Since it’s winter here, the sun goes down at about 6, which didn’t leave much time after training for exploring the city. We usually ran errands and walked around the city for a bit. The wine and beer here are VERY cheap and delicious…we’re talking a huge bottle of wine for $1900 pesos (about $4 American Dollars). We had wine just about every night with dinner and hung out, talked, played cards/drinking games, and practiced our Spanish.
It was quite cold in Santiago, not just because of the weather, but also because central heating is not common. I slept in thick socks (I am so thankful you found those Brad), running pants, a t-shirt, and a hoodie. I’ve learned the art of layering and rarely take off my scarf (now I understand their true purpose other than for fashion).
Though I have only been in Chile for a week (that went by extremely fast), I feel like I have been in Chile for quite some time. The people here are so nice and every day is a new adventure. When I would get a (rare) spare moment by myself this week, I came to terms with the feeling that there is no other place I should be right now. Chile feels right. I’ve met some really quality people while here—other volunteers and Chileans. It’s interesting to put 30 strangers together in a room with one commonality and hear the diversity of backgrounds from which we all come.

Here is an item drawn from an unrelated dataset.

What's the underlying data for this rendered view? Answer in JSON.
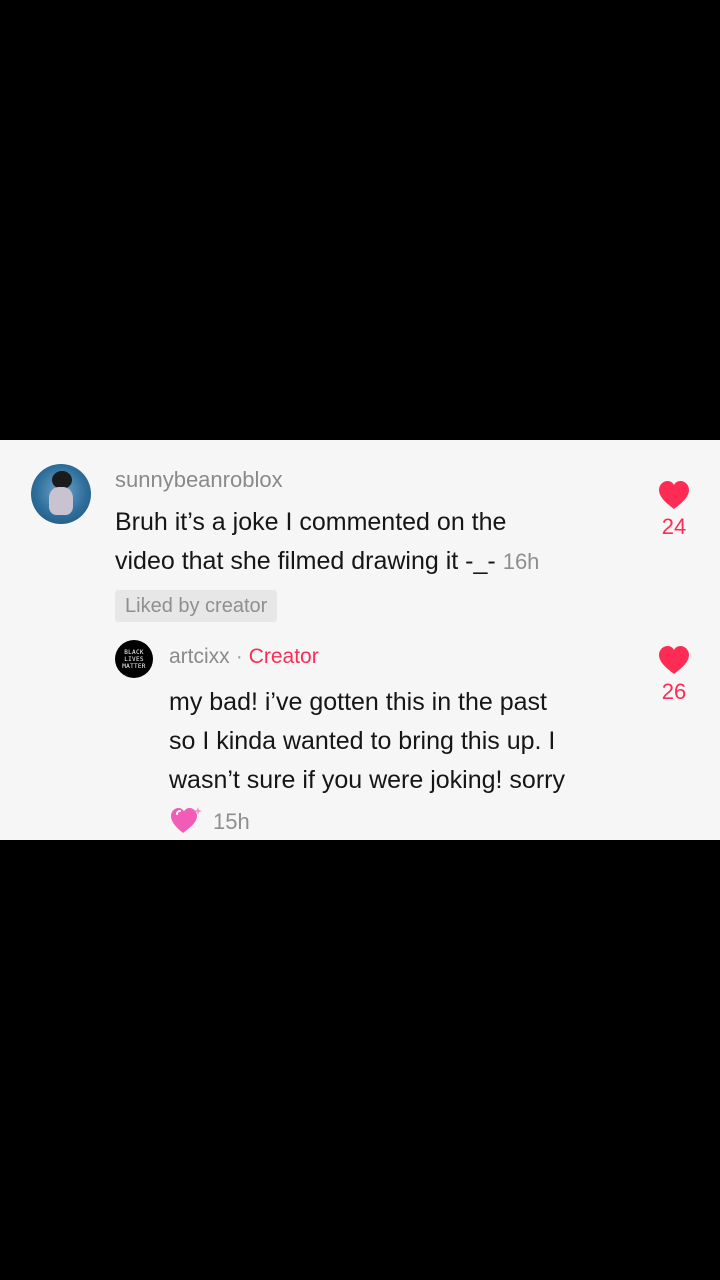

I spent the majority of my time with Saniye (born in Turkey, lives in Scotland), Paul (THE man….from Iowa), Liz (NYC), Liz (from New York and whose B-day was on Thursday...the picture to the left is a group of the volunteers out celebrating the girl in white's bday...and we also made some new Chilean friends), Kendra (from Cleveland but lives in NYC), and Eric (New Jersey). My hostel roommates were from Michigan (Michelle…she went to MSU…ew), Florida (Francey), and Australia (Zan…spelled “zed-a-n” in her little Australian accent). Though I may be thousands of miles away from Denver, there is a guy here (Ari) who went to Cherry Creek. We automatically bonded over this and proudly chanted Cherry Creek cheers some evenings. Small world… OOH!!! And one of my fave people: Patricia. She's one of the workers at the hostel, and she is a sweetheart. She’s from Honduras, so we were able to understand her Spanish a bit better than the rest of the Chileans. She’d always hook me up with a second helping at dinner and “agua caliente” (hot water) for my sleepy time tea at night.
The Roomise--Zan, Francie, me, and Michelle
Peace and lots of love to you all :)